Only lines holding the word "icon" should be copied from the material.
(Source records begins)
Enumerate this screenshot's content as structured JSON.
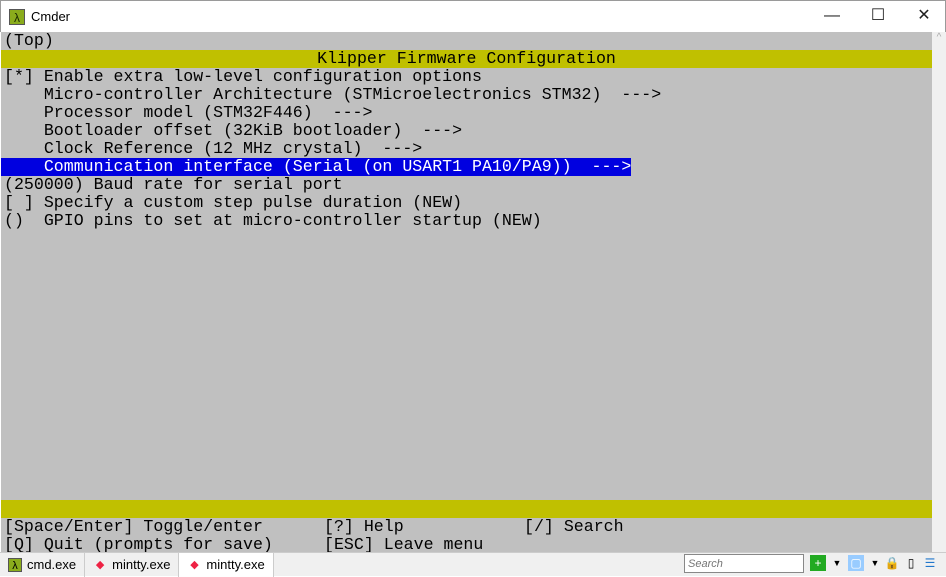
{
  "window": {
    "title": "Cmder",
    "minimize": "—",
    "maximize": "☐",
    "close": "✕"
  },
  "terminal": {
    "breadcrumb": "(Top)",
    "header": "Klipper Firmware Configuration",
    "items": [
      "[*] Enable extra low-level configuration options",
      "    Micro-controller Architecture (STMicroelectronics STM32)  --->",
      "    Processor model (STM32F446)  --->",
      "    Bootloader offset (32KiB bootloader)  --->",
      "    Clock Reference (12 MHz crystal)  --->",
      "    Communication interface (Serial (on USART1 PA10/PA9))  --->",
      "(250000) Baud rate for serial port",
      "[ ] Specify a custom step pulse duration (NEW)",
      "()  GPIO pins to set at micro-controller startup (NEW)"
    ],
    "selected_index": 5,
    "help": [
      [
        "[Space/Enter] Toggle/enter",
        "[?] Help",
        "[/] Search"
      ],
      [
        "[Q] Quit (prompts for save)",
        "[ESC] Leave menu",
        ""
      ]
    ],
    "colors": {
      "background": "#c0c0c0",
      "header": "#c0c000",
      "selection": "#0000e0"
    }
  },
  "tabs": [
    {
      "label": "cmd.exe",
      "icon": "lambda-icon"
    },
    {
      "label": "mintty.exe",
      "icon": "git-icon"
    },
    {
      "label": "mintty.exe",
      "icon": "git-icon",
      "active": true
    }
  ],
  "toolbar": {
    "search_placeholder": "Search"
  }
}
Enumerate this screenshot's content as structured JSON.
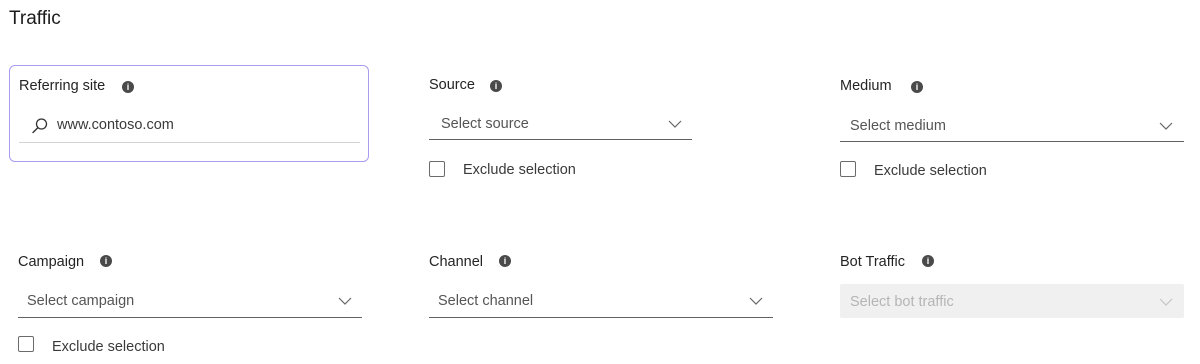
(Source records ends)
Exercise solution:
      "icon": "lambda-icon"
      "icon": "git-icon"
      "icon": "git-icon",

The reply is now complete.